A frequency distribution is an overview of all distinct values in some variable and the number of times they occur.
That is, a frequency distribution tells how frequencies are distributed over values.
Frequency distributions are mostly used for summarizing categorical variables. That's because metric variables tend to have many distinct values. These result in huge tables and charts that don't give insight into your data. In this case, histograms are the way to go as they visualize frequencies for intervals of values rather than each distinct value.
Anyway. Let's look at some examples of frequency distributions.
Frequency Distribution - Example
We had 183 students fill out a questionnaire. One of the questions was which study major they're following. The screenshot below shows part of these data.
Frequency Distribution - Table
So what about these study majors? Just gazing at our 183 values isn't going to help us. A more viable approach is to simply tabulate each distinct study major in our data and its frequency -the number of times it occurs.
The resulting table (below) shows how frequencies are distributed over values -study majors in this example- and hence is a frequency distribution.
The most popular study major is psychology (n = 62). “Other” is the least popular major (n = 16). The remaining majors are roughly equally popular (n between 33 and 37).
Note that the frequencies add up to our sample size of 183 students. This is always the case unless a variable contains missing values: respondents can sometimes skip a question or answer “no answer” or something similar.
Optionally, a frequency distribution may contain relative frequencies: frequencies relative to (divided by) the total number of values. Relative frequencies are often shown as percentages or proportions.
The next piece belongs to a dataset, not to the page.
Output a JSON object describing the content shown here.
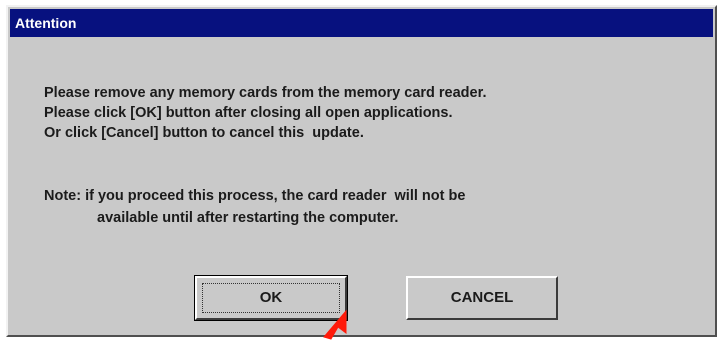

Relative frequencies provide easy insight into frequency distributions. Besides, they facilitate comparisons. For example, “67.5% of males and 63.2% of females graduated” is much easier to interpret than “79 out of 117 males and 120 out of 190 females graduated”. Right? Right.
Relative Frequencies and Probability
A special type of relative frequency is a probability.
A probability is a relative frequency over infinite trials.
So stating that “a coin flip has a 50% probability of landing heads up” technically means that if we'd flip the coin an infinite number of times, 50% -a relative frequency- of those flips will land heads up.
Now, we obviously can't flip a coin an infinite number of times so we can't prove this claim with certainty. However, if we flip our coin many (say 100) times, then the relative frequency of heads landing up should probably be close to 0.5 (or 50%).
A very different outcome may have a low probability value or p-value. We often state that an effect is statistically significant if p < 0.05. This simply means that our sample outcome -some percentage, correlation, mean difference or whatever- should occur in less than 5% of all samples if we could draw an infinite number of random samples. Such a relative frequency -or probability- being very low implies that our data are unlikely given some our null hypothesis -which is therefore rejected.
Ok. Nevermind. Let's move on with frequency distributions.
Frequency Distributions - Cumulative Frequencies
A cumulative frequency is the number of times that
a value and all values that precede it occur. That is, the frequencies accumulate over values -hence “cumulative”. The same reasoning goes for cumulative relative frequencies as shown in the figure below.
In this example, we immediately see that 73.2% of all respondents rate our course at least “Good”. It is the relative frequency for “Good” and all values that precede it -in this case only “Very Good”.
Regarding cumulative frequencies, don't overlook that
- cumulative frequencies depend on the order in which values are listed in a frequency table. If we'd reverse our table, the cumulative percentage for “Good” would be (3.8% + 23% + 50.8% =) 77.6%. This is the percentage for “Good” or a worse rating.
- cumulative frequencies are not useful for nominal variables. This is because their values don't have an inherent order. For example, it doesn't make sense to say that “25.3% of our respondents are at least French.”
Frequency Distributions - Bar Charts
One common visualization of a frequency distribution is a bar chart as shown below.
This is a simple chart but do note a couple of important points:
- Each distinct value is represented by a bar. So a variable with many distinct values (birthday or monthly income) will have a vast number of bars and is therefore not suitable for a bar chart. For such variables, a histogram is a better idea.
- The category axis is not linear: the distance (in centimeters) between 1 and 2 is the same as between 4 and 7. So we can't say that one centimeter represents a difference of 1 or 3 courses.
- Zero frequencies are omitted from the chart. For example, none of these students took 5 courses. This is why 5 does not occur at all on the category axis.
None of these features hold for a histogram, which may look similar to a bar chart but really isn't the same.
Frequency Distributions - Pie Charts
An alternative visualization for a frequency distribution is a pie chart as shown below.
It could be argued that this pie chart is a better visualization than the aforementioned bar chart: our 5 percentages must add up to 100% and are thus not independent. The pie chart kinda visualizes this dependency: if one slice of the pie grows, at least one other must shrink. This doesn't hold for the bars in a bar chart -which wrongly suggests that the (relative) frequencies are independent.
Thanks for reading!